Starbucks in Shanghai, China: Modern Shanghainese Favorite Third Place (Page 1/2)
November 2, 2015
Shanghai, one of the most dynamic cities in China, never stops changing itself. Despite overall China’s economy continues to slump, the city turns into a utopia, as new immigrants flock to the city on a daily basis to look for a job while local residents, commonly known as “Shanghainese,” enjoy attaining modernity. The modernity is what they are always seeking for. A great example of it is a new iPhone. On the Line 2 subway stations between the city’s financial hub, Lujiazui, and Shanghainese’s bed town, Jingan Temple, most passengers onboard hold the newest iPhones in hands while the gold-, now the rose gold-, colored back of the devices colorfully shine throughout inside the train cars. Up on the ground, green mermaids shine across the city. A Starbucks store at Ruffles Square, a few blocks south of the popular pedestrian East Nanjing Street, attracts local Shanghainese as well as tourists throughout the day. Across the Huanpu River, the stores at Lujiazui area welcome white-collar workers for morning as well as afternoon coffee. Over the past years, the company has been very aggressive expanding its stores in China’s largest commercial city and its number now hits 382, out of over 1,700 stores in the country.

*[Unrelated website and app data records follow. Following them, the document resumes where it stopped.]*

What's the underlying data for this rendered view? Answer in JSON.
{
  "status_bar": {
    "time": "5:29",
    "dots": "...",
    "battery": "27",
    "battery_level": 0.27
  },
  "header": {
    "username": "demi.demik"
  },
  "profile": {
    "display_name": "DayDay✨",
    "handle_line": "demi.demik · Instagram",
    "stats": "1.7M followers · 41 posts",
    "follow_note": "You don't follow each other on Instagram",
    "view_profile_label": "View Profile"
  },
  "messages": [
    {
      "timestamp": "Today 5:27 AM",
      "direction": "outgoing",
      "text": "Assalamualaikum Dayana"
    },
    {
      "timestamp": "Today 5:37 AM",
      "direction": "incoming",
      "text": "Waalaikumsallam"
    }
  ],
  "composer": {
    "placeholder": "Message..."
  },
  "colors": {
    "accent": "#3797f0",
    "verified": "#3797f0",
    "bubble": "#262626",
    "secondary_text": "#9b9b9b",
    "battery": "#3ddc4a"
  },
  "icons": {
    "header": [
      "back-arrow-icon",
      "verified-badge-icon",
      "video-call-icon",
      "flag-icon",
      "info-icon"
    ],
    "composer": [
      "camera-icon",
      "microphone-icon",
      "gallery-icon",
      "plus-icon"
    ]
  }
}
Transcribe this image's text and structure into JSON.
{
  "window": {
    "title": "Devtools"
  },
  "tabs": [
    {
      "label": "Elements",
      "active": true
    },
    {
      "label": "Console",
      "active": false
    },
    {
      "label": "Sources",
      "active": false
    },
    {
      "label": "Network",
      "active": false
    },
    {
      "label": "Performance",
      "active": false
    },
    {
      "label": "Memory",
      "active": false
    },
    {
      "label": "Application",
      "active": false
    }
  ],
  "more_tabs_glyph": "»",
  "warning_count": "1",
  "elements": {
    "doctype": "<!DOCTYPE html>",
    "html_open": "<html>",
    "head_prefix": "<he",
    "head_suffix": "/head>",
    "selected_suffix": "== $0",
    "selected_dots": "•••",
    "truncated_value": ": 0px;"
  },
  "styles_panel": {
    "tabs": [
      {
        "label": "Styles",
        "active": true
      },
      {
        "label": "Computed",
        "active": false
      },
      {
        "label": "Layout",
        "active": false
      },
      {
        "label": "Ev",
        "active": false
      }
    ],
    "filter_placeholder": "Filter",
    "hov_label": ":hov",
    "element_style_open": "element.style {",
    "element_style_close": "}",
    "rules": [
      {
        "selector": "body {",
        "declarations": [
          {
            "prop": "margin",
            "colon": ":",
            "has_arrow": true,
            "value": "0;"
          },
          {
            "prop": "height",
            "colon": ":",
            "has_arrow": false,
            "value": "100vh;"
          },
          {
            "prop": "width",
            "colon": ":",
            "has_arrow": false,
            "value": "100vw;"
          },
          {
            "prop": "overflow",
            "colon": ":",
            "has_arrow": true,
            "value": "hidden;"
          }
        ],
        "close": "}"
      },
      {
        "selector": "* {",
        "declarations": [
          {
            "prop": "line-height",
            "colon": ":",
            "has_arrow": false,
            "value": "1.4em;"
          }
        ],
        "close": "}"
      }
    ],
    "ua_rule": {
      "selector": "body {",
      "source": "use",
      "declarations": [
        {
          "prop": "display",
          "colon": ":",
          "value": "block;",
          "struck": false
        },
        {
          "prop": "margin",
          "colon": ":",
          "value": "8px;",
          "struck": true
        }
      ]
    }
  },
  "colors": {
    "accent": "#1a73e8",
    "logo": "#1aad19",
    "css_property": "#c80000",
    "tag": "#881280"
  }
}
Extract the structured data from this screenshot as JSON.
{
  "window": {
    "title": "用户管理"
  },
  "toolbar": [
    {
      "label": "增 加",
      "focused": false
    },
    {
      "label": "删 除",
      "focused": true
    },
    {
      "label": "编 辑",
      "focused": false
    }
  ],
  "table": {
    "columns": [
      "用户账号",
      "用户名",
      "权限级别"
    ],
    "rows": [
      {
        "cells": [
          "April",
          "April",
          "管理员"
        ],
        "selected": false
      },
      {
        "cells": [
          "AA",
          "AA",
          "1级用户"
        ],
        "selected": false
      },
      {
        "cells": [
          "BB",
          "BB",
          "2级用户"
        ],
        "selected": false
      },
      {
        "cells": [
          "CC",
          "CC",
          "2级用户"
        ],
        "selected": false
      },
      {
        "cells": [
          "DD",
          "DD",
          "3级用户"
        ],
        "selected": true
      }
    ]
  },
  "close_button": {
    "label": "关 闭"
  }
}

An overall economy in China grew at 7.4 percent last year while the most recent annualized GDP growth rate hit slower 6.9 percent in the three months through September from a year earlier. In the meantime, Shanghai Stock Exchange Composite Index nosedived from 5,166 in June to around 3,300 in October. China’s spectacular economic growth in the past decades are no longer seen today and every single article from newspapers about China’s economic slowdown make people think the country’s economy is over before catching up with developed economies’ income levels, like the United States or neighboring Japan. Per capita GDP in China last year was 46,629 yuan or US$7,346 per person.
China’s economic slowdown is obvious when just looking at various data written negatively on newspapers, such as The Wall Street Journal or the Financial Times, but you may want to throw a question like this, “is China’s economy really slowing down?” if you ever walk down Shanghai’s populous East Nanjing street. While you walk down this street in the evening, you will always be in the center of the crowds, where you may not experience such atmosphere in your home country. Shanghainese (local Shanghai people) are dancing and singing among the crowds without any hesitation while trams are moving, like a snake, from west to east or the other, to dodge coming pedestrians.
Shanghai is different. Annual per income per person in the city now reached 97,118 yuan or US$15,287 (in 2014), more than twice higher than the nationwide average. Again, it is an average basis. Among Shanghai’s over 24 million population, local Shanghainese are said to be much wealthier thanks mostly to rising property prices over the past decades. According to Bloomberg, 159,000 people in Shanghai are known to be millionaires (at least 10 million yuan or about US$1.6 million). Including Shanghai’s neighboring cities, Hangzhou, Suzhou, and Ningbo, 235,500 people are said to be millionaires. There is no reason luxurious Porsche Cayenne SUVs are extensively popular in the city while Ferrari and Lamborghini are often seen in five-star hotels’ parking lots.
Prices of popular Caramel Macchiato and morning Café Americano (both Tall, hot) in Shanghai are 31 yuan and 22 yuan, respectively. Thanks to the higher-than-nationwide average income level in the city, Shanghainese as well as white-collar immigrant workers are comfortable purchasing premium Starbucks’ beverages. Though the 31-yuan Caramel Macchiato is not inexpensive for ordinal people. With that amount, one can enjoy a reasonable amount of dinner at one of food courts in one of many available shopping malls across the city. Or one can grab a bowl of fried rice or noodles at an outside food stand at reasonable 6 yuan. A BigMac meal at McDonald’s next door, for instance, costs 23 yuan. That being said, Starbucks’ products are generally expensive. However, affluent Shanghainese are willing to visit their favorite Starbucks stores to enjoy premium coffee and its modern experience without considering a wallet inside.
Thanks to wealthier Shanghai, the number of Starbucks stores available in the city is currently 382 (according to a telephone interview with Starbucks China Shanghai office on October 26, 2015), out of over 1,700 stores throughout mainland China. That means 22.5 percent of total Starbucks stores in mainland China is concentrated in this special municipality. While Starbucks’ expansion in China is likely to continue in coming years as its store count in the country grew more than tripled from 500 stores in 2011, the store counts in Shanghai are also likely to grow in tandem.